*TASK STATEMENT*.
Gather from the listing below each line that includes the word "title", and copy it.
━━━━
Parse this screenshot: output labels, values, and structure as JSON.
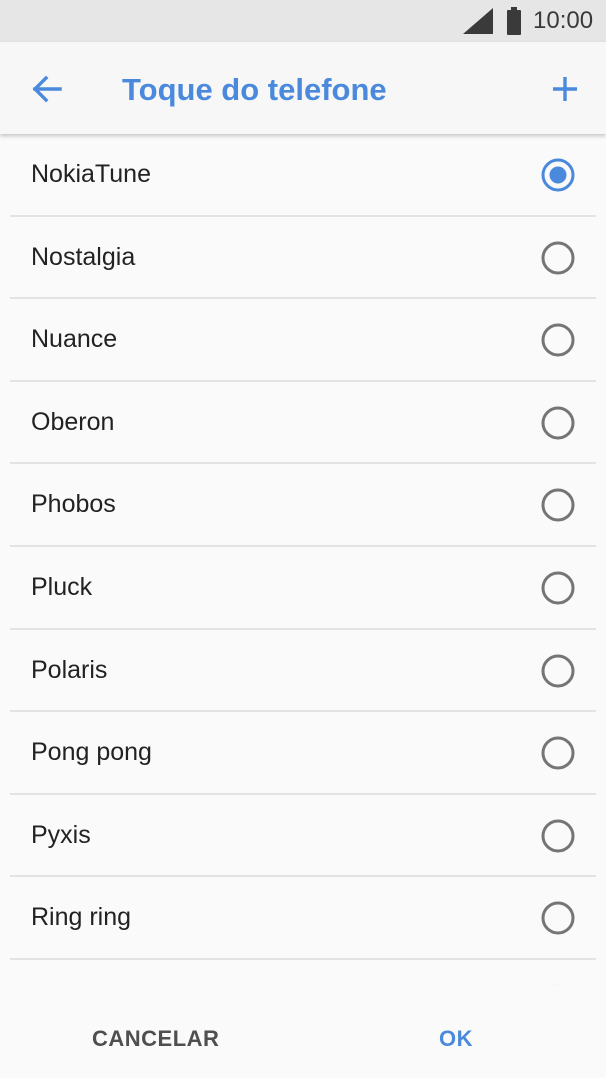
{
  "status_bar": {
    "time": "10:00",
    "icons": [
      "cell-signal-icon",
      "battery-icon"
    ]
  },
  "app_bar": {
    "title": "Toque do telefone",
    "back_icon": "arrow-left-icon",
    "add_icon": "plus-icon"
  },
  "ringtones": [
    {
      "label": "NokiaTune",
      "selected": true
    },
    {
      "label": "Nostalgia",
      "selected": false
    },
    {
      "label": "Nuance",
      "selected": false
    },
    {
      "label": "Oberon",
      "selected": false
    },
    {
      "label": "Phobos",
      "selected": false
    },
    {
      "label": "Pluck",
      "selected": false
    },
    {
      "label": "Polaris",
      "selected": false
    },
    {
      "label": "Pong pong",
      "selected": false
    },
    {
      "label": "Pyxis",
      "selected": false
    },
    {
      "label": "Ring ring",
      "selected": false
    }
  ],
  "footer": {
    "cancel_label": "CANCELAR",
    "ok_label": "OK"
  },
  "colors": {
    "accent": "#4a89dc",
    "radio_unselected": "#757575",
    "status_bar_bg": "#e6e6e6"
  }
}
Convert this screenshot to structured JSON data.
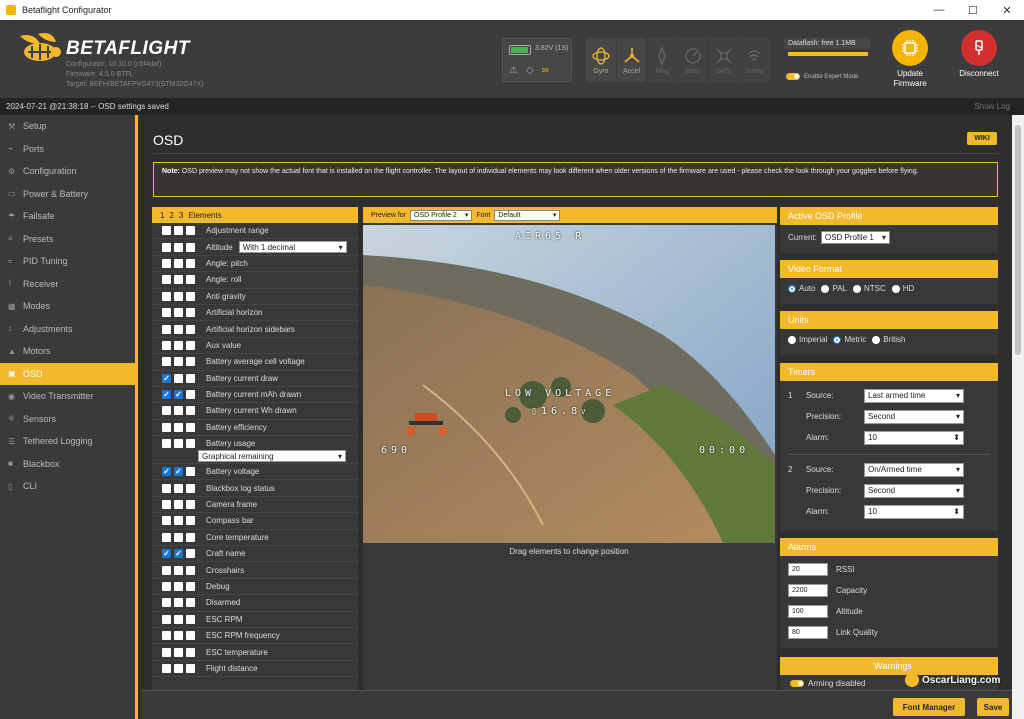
{
  "window": {
    "title": "Betaflight Configurator"
  },
  "header": {
    "brand": "BETAFLIGHT",
    "configurator_version": "Configurator: 10.10.0 (c5f4daf)",
    "firmware_version": "Firmware: 4.5.0 BTFL",
    "target": "Target: BEFH/BETAFPVG473(STM32G47X)",
    "voltage": "3.82V (1S)",
    "battery_level": 0.85,
    "sensors": [
      {
        "label": "Gyro",
        "active": true,
        "icon": "gyro-icon"
      },
      {
        "label": "Accel",
        "active": true,
        "icon": "accel-icon"
      },
      {
        "label": "Mag",
        "active": false,
        "icon": "mag-icon"
      },
      {
        "label": "Baro",
        "active": false,
        "icon": "baro-icon"
      },
      {
        "label": "GPS",
        "active": false,
        "icon": "gps-icon"
      },
      {
        "label": "Sonar",
        "active": false,
        "icon": "sonar-icon"
      }
    ],
    "dataflash": "Dataflash: free 1.1MB",
    "expert_mode": "Enable Expert Mode",
    "update_firmware": "Update Firmware",
    "disconnect": "Disconnect"
  },
  "log": {
    "message": "2024-07-21 @21:38:18 -- OSD settings saved",
    "show_log": "Show Log"
  },
  "sidebar": {
    "items": [
      {
        "label": "Setup",
        "icon": "wrench-icon"
      },
      {
        "label": "Ports",
        "icon": "plug-icon"
      },
      {
        "label": "Configuration",
        "icon": "gear-icon"
      },
      {
        "label": "Power & Battery",
        "icon": "battery-icon"
      },
      {
        "label": "Failsafe",
        "icon": "parachute-icon"
      },
      {
        "label": "Presets",
        "icon": "sliders-icon"
      },
      {
        "label": "PID Tuning",
        "icon": "tuning-icon"
      },
      {
        "label": "Receiver",
        "icon": "receiver-icon"
      },
      {
        "label": "Modes",
        "icon": "modes-icon"
      },
      {
        "label": "Adjustments",
        "icon": "adjust-icon"
      },
      {
        "label": "Motors",
        "icon": "motor-icon"
      },
      {
        "label": "OSD",
        "icon": "osd-icon",
        "active": true
      },
      {
        "label": "Video Transmitter",
        "icon": "vtx-icon"
      },
      {
        "label": "Sensors",
        "icon": "sensors-icon"
      },
      {
        "label": "Tethered Logging",
        "icon": "tether-icon"
      },
      {
        "label": "Blackbox",
        "icon": "blackbox-icon"
      },
      {
        "label": "CLI",
        "icon": "cli-icon"
      }
    ]
  },
  "osd": {
    "title": "OSD",
    "wiki": "WIKI",
    "note_bold": "Note:",
    "note_text": "OSD preview may not show the actual font that is installed on the flight controller. The layout of individual elements may look different when older versions of the firmware are used - please check the look through your goggles before flying.",
    "elements_header": {
      "p1": "1",
      "p2": "2",
      "p3": "3",
      "label": "Elements"
    },
    "elements": [
      {
        "name": "Adjustment range",
        "c": [
          false,
          false,
          false
        ]
      },
      {
        "name": "Altitude",
        "c": [
          false,
          false,
          false
        ],
        "select": "With 1 decimal"
      },
      {
        "name": "Angle: pitch",
        "c": [
          false,
          false,
          false
        ]
      },
      {
        "name": "Angle: roll",
        "c": [
          false,
          false,
          false
        ]
      },
      {
        "name": "Anti gravity",
        "c": [
          false,
          false,
          false
        ]
      },
      {
        "name": "Artificial horizon",
        "c": [
          false,
          false,
          false
        ]
      },
      {
        "name": "Artificial horizon sidebars",
        "c": [
          false,
          false,
          false
        ]
      },
      {
        "name": "Aux value",
        "c": [
          false,
          false,
          false
        ]
      },
      {
        "name": "Battery average cell voltage",
        "c": [
          false,
          false,
          false
        ]
      },
      {
        "name": "Battery current draw",
        "c": [
          true,
          false,
          false
        ]
      },
      {
        "name": "Battery current mAh drawn",
        "c": [
          true,
          true,
          false
        ]
      },
      {
        "name": "Battery current Wh drawn",
        "c": [
          false,
          false,
          false
        ]
      },
      {
        "name": "Battery efficiency",
        "c": [
          false,
          false,
          false
        ]
      },
      {
        "name": "Battery usage",
        "c": [
          false,
          false,
          false
        ],
        "select_below": "Graphical remaining"
      },
      {
        "name": "Battery voltage",
        "c": [
          true,
          true,
          false
        ]
      },
      {
        "name": "Blackbox log status",
        "c": [
          false,
          false,
          false
        ]
      },
      {
        "name": "Camera frame",
        "c": [
          false,
          false,
          false
        ]
      },
      {
        "name": "Compass bar",
        "c": [
          false,
          false,
          false
        ]
      },
      {
        "name": "Core temperature",
        "c": [
          false,
          false,
          false
        ]
      },
      {
        "name": "Craft name",
        "c": [
          true,
          true,
          false
        ]
      },
      {
        "name": "Crosshairs",
        "c": [
          false,
          false,
          false
        ]
      },
      {
        "name": "Debug",
        "c": [
          false,
          false,
          false
        ]
      },
      {
        "name": "Disarmed",
        "c": [
          false,
          false,
          false
        ]
      },
      {
        "name": "ESC RPM",
        "c": [
          false,
          false,
          false
        ]
      },
      {
        "name": "ESC RPM frequency",
        "c": [
          false,
          false,
          false
        ]
      },
      {
        "name": "ESC temperature",
        "c": [
          false,
          false,
          false
        ]
      },
      {
        "name": "Flight distance",
        "c": [
          false,
          false,
          false
        ]
      }
    ],
    "preview": {
      "preview_for_label": "Preview for",
      "profile": "OSD Profile 2",
      "font_label": "Font",
      "font": "Default",
      "craft_name": "AIR65 R",
      "warning": "LOW VOLTAGE",
      "voltage": "16.8",
      "voltage_unit": "V",
      "mah": "690",
      "timer": "00:00",
      "drag_hint": "Drag elements to change position"
    },
    "active_profile": {
      "title": "Active OSD Profile",
      "current_label": "Current:",
      "current": "OSD Profile 1"
    },
    "video_format": {
      "title": "Video Format",
      "options": [
        {
          "label": "Auto",
          "selected": true
        },
        {
          "label": "PAL",
          "selected": false
        },
        {
          "label": "NTSC",
          "selected": false
        },
        {
          "label": "HD",
          "selected": false
        }
      ]
    },
    "units": {
      "title": "Units",
      "options": [
        {
          "label": "Imperial",
          "selected": false
        },
        {
          "label": "Metric",
          "selected": true
        },
        {
          "label": "British",
          "selected": false
        }
      ]
    },
    "timers": {
      "title": "Timers",
      "source_label": "Source:",
      "precision_label": "Precision:",
      "alarm_label": "Alarm:",
      "items": [
        {
          "index": "1",
          "source": "Last armed time",
          "precision": "Second",
          "alarm": "10"
        },
        {
          "index": "2",
          "source": "On/Armed time",
          "precision": "Second",
          "alarm": "10"
        }
      ]
    },
    "alarms": {
      "title": "Alarms",
      "items": [
        {
          "value": "20",
          "label": "RSSI"
        },
        {
          "value": "2200",
          "label": "Capacity"
        },
        {
          "value": "100",
          "label": "Altitude"
        },
        {
          "value": "80",
          "label": "Link Quality"
        }
      ]
    },
    "warnings": {
      "title": "Warnings",
      "first": "Arming disabled"
    },
    "footer": {
      "font_manager": "Font Manager",
      "save": "Save"
    }
  },
  "watermark": "OscarLiang.com",
  "colors": {
    "accent": "#f2b92e",
    "checkbox": "#1976d2",
    "update": "#f4b400",
    "disconnect": "#d32f2f"
  }
}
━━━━
*EXERCISE ANSWER*.
    "title": "Toque do telefone",
    "title": "Betaflight Configurator"
    "title": "OSD",
      "title": "Active OSD Profile",
      "title": "Video Format",
      "title": "Units",
      "title": "Timers",
      "title": "Alarms",
      "title": "Warnings",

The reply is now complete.